**WHAT IS NEEDED**
Copy out, from the entries below, each line that holds the string "heading".

**GIVEN ENTRIES**
○ ○ ○ ○ ○ ○ ○

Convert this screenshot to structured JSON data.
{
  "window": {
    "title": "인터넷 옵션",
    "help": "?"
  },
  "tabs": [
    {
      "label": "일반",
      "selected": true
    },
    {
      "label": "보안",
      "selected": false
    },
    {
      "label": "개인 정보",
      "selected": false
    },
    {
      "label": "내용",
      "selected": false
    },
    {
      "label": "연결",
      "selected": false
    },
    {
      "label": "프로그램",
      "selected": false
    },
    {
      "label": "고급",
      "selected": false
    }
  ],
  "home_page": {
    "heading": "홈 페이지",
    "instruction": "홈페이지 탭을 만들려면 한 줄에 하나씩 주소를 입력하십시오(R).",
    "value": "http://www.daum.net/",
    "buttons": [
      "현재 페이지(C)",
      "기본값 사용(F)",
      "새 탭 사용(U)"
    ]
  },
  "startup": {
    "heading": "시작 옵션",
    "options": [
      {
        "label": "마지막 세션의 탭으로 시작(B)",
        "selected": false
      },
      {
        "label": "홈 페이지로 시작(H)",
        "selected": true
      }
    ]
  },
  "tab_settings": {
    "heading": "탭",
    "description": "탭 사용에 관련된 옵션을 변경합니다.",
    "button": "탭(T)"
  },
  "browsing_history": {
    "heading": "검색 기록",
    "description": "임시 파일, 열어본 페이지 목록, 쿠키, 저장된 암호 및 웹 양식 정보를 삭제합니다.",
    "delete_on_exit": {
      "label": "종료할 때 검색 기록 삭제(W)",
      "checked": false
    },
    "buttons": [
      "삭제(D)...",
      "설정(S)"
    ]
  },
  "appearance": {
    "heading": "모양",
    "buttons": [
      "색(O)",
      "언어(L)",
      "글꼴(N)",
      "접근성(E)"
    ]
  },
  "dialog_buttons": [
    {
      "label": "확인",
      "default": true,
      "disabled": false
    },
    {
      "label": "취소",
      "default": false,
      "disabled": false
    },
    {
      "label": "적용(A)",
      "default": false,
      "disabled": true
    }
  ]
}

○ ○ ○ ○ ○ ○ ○

**SOLUTION TO THE PROBLEM**
    "heading": "홈 페이지",
    "heading": "시작 옵션",
    "heading": "탭",
    "heading": "검색 기록",
    "heading": "모양",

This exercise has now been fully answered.